In June of 2008, I traveled to Dungu, an overgrown town at the western edge of the Garamba park where Kony's men had been slaughtering the endangered wildlife and raiding villages in the

At the time, as Kony was negotiating a peace deal with the Ugandan government that he later refused to sign, his army swept through northern DRC and corners of South Sudan and Central African Republic (CAR). Scores were killed, villages plundered, and hundreds abducted to carry the stolen food and supplies.

One of the kidnapped, a young third-grade teacher named Raymond Rpiolebeyo, had escaped and returned to his village of Doruma. I found a bush pilot who would take me there.

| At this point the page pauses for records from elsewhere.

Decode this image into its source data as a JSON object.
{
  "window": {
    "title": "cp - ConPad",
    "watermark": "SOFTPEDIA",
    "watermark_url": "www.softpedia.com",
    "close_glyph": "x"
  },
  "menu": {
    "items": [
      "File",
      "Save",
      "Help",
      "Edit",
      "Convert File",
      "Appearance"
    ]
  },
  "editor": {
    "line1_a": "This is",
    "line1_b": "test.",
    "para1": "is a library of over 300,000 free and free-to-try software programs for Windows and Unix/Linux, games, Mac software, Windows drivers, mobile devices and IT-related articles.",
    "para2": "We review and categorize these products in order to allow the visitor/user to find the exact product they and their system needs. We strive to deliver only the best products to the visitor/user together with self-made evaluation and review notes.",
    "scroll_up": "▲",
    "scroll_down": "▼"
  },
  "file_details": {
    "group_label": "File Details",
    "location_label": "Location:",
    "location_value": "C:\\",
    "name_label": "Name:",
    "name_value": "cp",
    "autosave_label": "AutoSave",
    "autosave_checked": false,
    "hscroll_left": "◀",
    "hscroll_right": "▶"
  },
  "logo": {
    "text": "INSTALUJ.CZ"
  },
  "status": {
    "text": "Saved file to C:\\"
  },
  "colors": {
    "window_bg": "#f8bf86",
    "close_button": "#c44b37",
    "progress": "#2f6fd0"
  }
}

We flew over meandering, muddy rivers and an unbroken canopy of jungle as far as the eye could see before descending onto a narrow, red dirt landing strip. We were welcomed by a committee of villagers and their leaders.

Rpiolebeyo’s story typified 99 percent of those abducted by the LRA. He had escaped after just a week, fleeing in the middle of the night and running through the forests for the next day. We then rode small motor bikes to the surrounding villages where clinics had been burned and medicines stolen by Kony's soldiers.

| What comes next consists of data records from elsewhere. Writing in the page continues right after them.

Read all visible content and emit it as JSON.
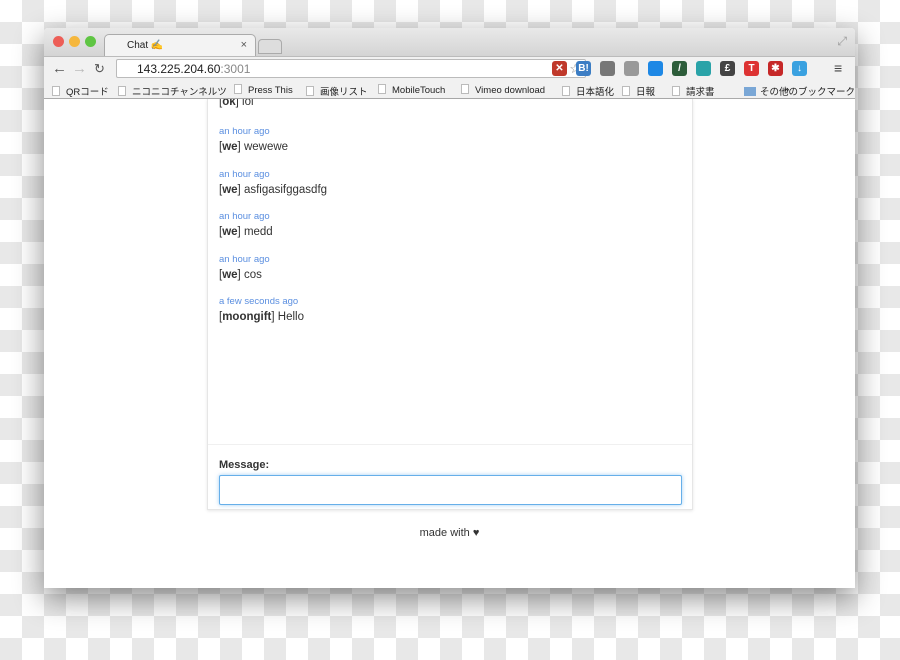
{
  "browser": {
    "tab_title": "Chat ✍",
    "tab_close": "×",
    "url_host": "143.225.204.60",
    "url_port": ":3001",
    "extensions": [
      {
        "name": "adblock-icon",
        "label": "✕",
        "color": "#c0392b"
      },
      {
        "name": "hatena-bookmark-icon",
        "label": "B!",
        "color": "#3c7dc4"
      },
      {
        "name": "evernote-icon",
        "label": "",
        "color": "#777"
      },
      {
        "name": "tab-icon",
        "label": "",
        "color": "#999"
      },
      {
        "name": "globe-icon",
        "label": "",
        "color": "#1e88e5"
      },
      {
        "name": "eyedropper-icon",
        "label": "/",
        "color": "#2d5d3a"
      },
      {
        "name": "wave-icon",
        "label": "",
        "color": "#2aa3a8"
      },
      {
        "name": "pound-icon",
        "label": "£",
        "color": "#444"
      },
      {
        "name": "todo-icon",
        "label": "T",
        "color": "#d33"
      },
      {
        "name": "asterisk-icon",
        "label": "✱",
        "color": "#c62828"
      },
      {
        "name": "download-icon",
        "label": "↓",
        "color": "#3aa1e0"
      }
    ],
    "bookmarks": [
      "QRコード",
      "ニコニコチャンネルツ",
      "Press This",
      "画像リスト",
      "MobileTouch",
      "Vimeo download",
      "日本語化",
      "日報",
      "請求書"
    ],
    "bookmarks_more": "»",
    "other_bookmarks": "その他のブックマーク"
  },
  "chat": {
    "messages": [
      {
        "time": "",
        "user": "ok",
        "text": "lol"
      },
      {
        "time": "an hour ago",
        "user": "we",
        "text": "wewewe"
      },
      {
        "time": "an hour ago",
        "user": "we",
        "text": "asfigasifggasdfg"
      },
      {
        "time": "an hour ago",
        "user": "we",
        "text": "medd"
      },
      {
        "time": "an hour ago",
        "user": "we",
        "text": "cos"
      },
      {
        "time": "a few seconds ago",
        "user": "moongift",
        "text": "Hello"
      }
    ],
    "message_label": "Message:",
    "message_value": ""
  },
  "footer": "made with ♥"
}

In late 2008, Ugandan forces conducted a surprise attack on Kony's camp at Garamba. But Kony and his men were gone, having gotten wind of the assault, which had been arranged and funded by U.S. military advisers secretly in Uganda under orders of former President George W. Bush.

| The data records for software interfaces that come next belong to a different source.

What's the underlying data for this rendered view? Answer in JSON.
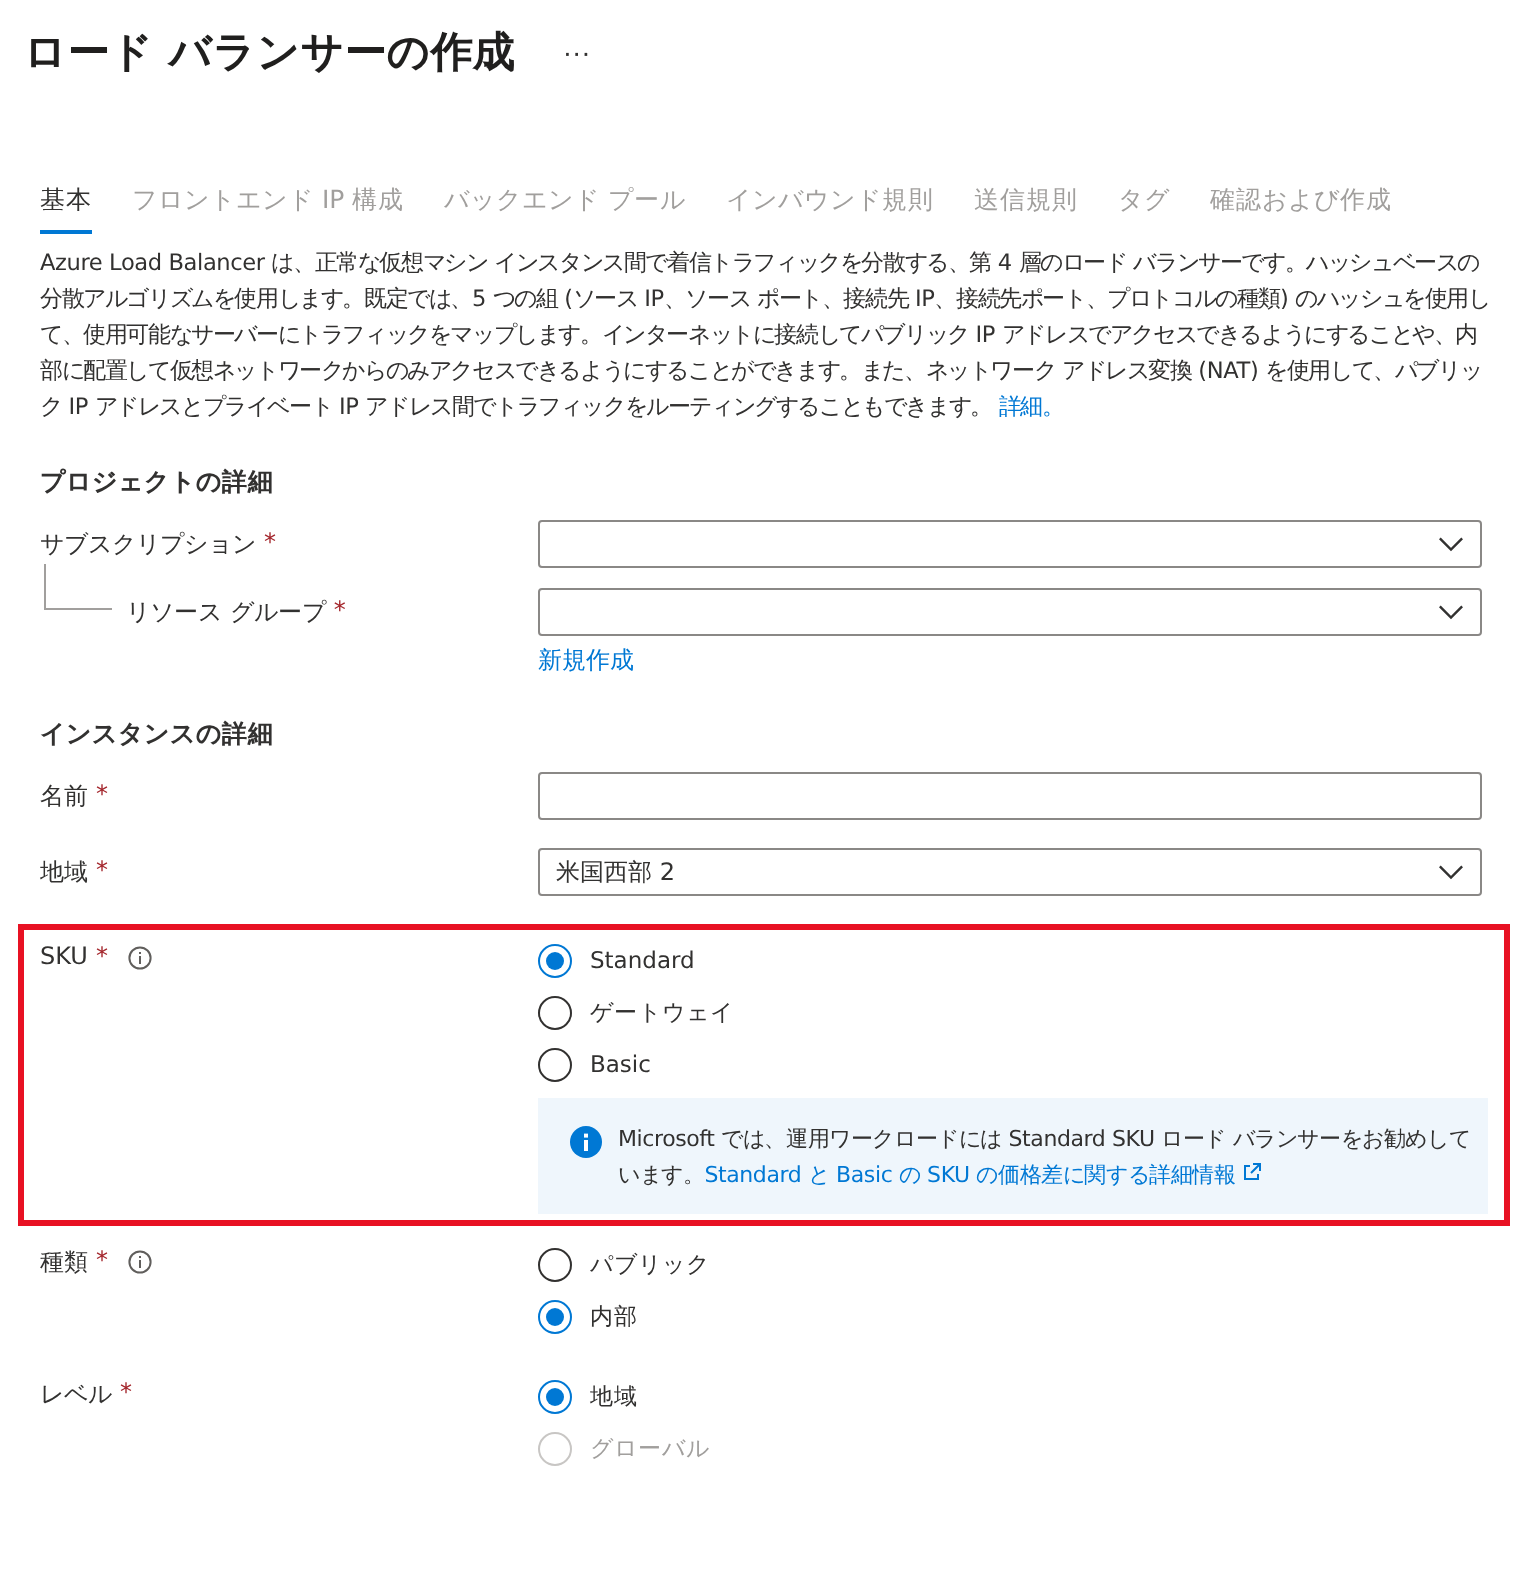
{
  "title": "ロード バランサーの作成",
  "more_button": "···",
  "tabs": [
    {
      "label": "基本",
      "selected": true
    },
    {
      "label": "フロントエンド IP 構成",
      "selected": false
    },
    {
      "label": "バックエンド プール",
      "selected": false
    },
    {
      "label": "インバウンド規則",
      "selected": false
    },
    {
      "label": "送信規則",
      "selected": false
    },
    {
      "label": "タグ",
      "selected": false
    },
    {
      "label": "確認および作成",
      "selected": false
    }
  ],
  "description": {
    "text": "Azure Load Balancer は、正常な仮想マシン インスタンス間で着信トラフィックを分散する、第 4 層のロード バランサーです。ハッシュベースの分散アルゴリズムを使用します。既定では、5 つの組 (ソース IP、ソース ポート、接続先 IP、接続先ポート、プロトコルの種類) のハッシュを使用して、使用可能なサーバーにトラフィックをマップします。インターネットに接続してパブリック IP アドレスでアクセスできるようにすることや、内部に配置して仮想ネットワークからのみアクセスできるようにすることができます。また、ネットワーク アドレス変換 (NAT) を使用して、パブリック IP アドレスとプライベート IP アドレス間でトラフィックをルーティングすることもできます。",
    "link": "詳細。"
  },
  "sections": [
    {
      "heading": "プロジェクトの詳細",
      "fields": [
        {
          "kind": "dropdown",
          "label": "サブスクリプション",
          "required_mark": "*",
          "children": [
            {
              "kind": "dropdown",
              "label": "リソース グループ",
              "required_mark": "*",
              "link": "新規作成"
            }
          ]
        }
      ]
    },
    {
      "heading": "インスタンスの詳細",
      "fields": [
        {
          "kind": "text",
          "label": "名前",
          "required_mark": "*"
        },
        {
          "kind": "dropdown",
          "label": "地域",
          "required_mark": "*",
          "value": "米国西部 2"
        },
        {
          "kind": "radio",
          "label": "SKU",
          "required_mark": "*",
          "info": true,
          "highlighted": true,
          "options": [
            {
              "label": "Standard",
              "selected": true,
              "disabled": false
            },
            {
              "label": "ゲートウェイ",
              "selected": false,
              "disabled": false
            },
            {
              "label": "Basic",
              "selected": false,
              "disabled": false
            }
          ],
          "notice": {
            "text": "Microsoft では、運用ワークロードには Standard SKU ロード バランサーをお勧めしています。",
            "link": "Standard と Basic の SKU の価格差に関する詳細情報"
          }
        },
        {
          "kind": "radio",
          "label": "種類",
          "required_mark": "*",
          "info": true,
          "highlighted": false,
          "options": [
            {
              "label": "パブリック",
              "selected": false,
              "disabled": false
            },
            {
              "label": "内部",
              "selected": true,
              "disabled": false
            }
          ]
        },
        {
          "kind": "radio",
          "label": "レベル",
          "required_mark": "*",
          "info": false,
          "highlighted": false,
          "options": [
            {
              "label": "地域",
              "selected": true,
              "disabled": false
            },
            {
              "label": "グローバル",
              "selected": false,
              "disabled": true
            }
          ]
        }
      ]
    }
  ]
}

The attack failed miserably, but enraged Kony, who divided his army and sent his soldiers on rampages that killed nearly 1,000 people in the region’s three northern DRC, CAR, and South Sudan.

None of this critical background or details of Kony’s current status and location surface in the Kony 2012 video.

The video relies on a images from 2003 that are inserted into a home movie about filmmaker Jason Russell’s son -- his birth, his preschool dancing, and how he makes sand angels on a sunny SoCal beach.

The historical footage in the video is accurate for northern Uganda eight years ago, but unfortunately bears no relation to the situation there today.

Having been chased across three countries for the past several years by Ugandan soldiers, Kony’s forces are scattered and desperate. Lacking food and military supplies, they continue to prey on defenseless villagers.

Kony intentionally positioned himself in the region so as not to bother anyone of significance to the world at large. He also knows that the DRC, the CAR, and South Sudan are effectively failed states that have neither the will nor a way to capture him.

When and if Kony is captured or killed, the thousands of child soldiers depicted in the video will not be suddenly freed since they are not with him. Kony’s army is comprised of his most hardcore fighters who have known nothing but a life of killing, rape and plunder, and have little hope of being reintegrated into society.

Kony rightfully should be taken to the International Criminal Court, which indicted him back in 2005, at the request of the Ugandan government. Unfortunately Russell’s video fails to mention that the United States refuses to join the court.

The Kony 2012 video states that Invisible Children now targets celebrities and policy makers who can make a difference. It may come as a surprise, but the U.S. Congress does not control what happens in sovereign African states and neither does Hollywood.

Yet, 100 U.S. Special Forces advisers have returned to Uganda so that country’s army can again go after Kony with renewed vigor, a move for which Invisible Children can take credit after lobbying a bill through Congress that authorized assistance in Africa to neutralize Kony.

One knotty problem is that the Ugandan government has a vested interest in keeping Kony alive. For the past 26 years, Uganda has used the Kony problem to collect millions of dollars in foreign military aid, with little result. The presence of U.S. military advisers in Uganda shows this practice continues.

Raising awareness is a good thing, but doing so based on neo-colonial notions that privileged white people must solve African problems, and using misleading and incomplete information that evokes overly wrought emotions, is a major disappointment.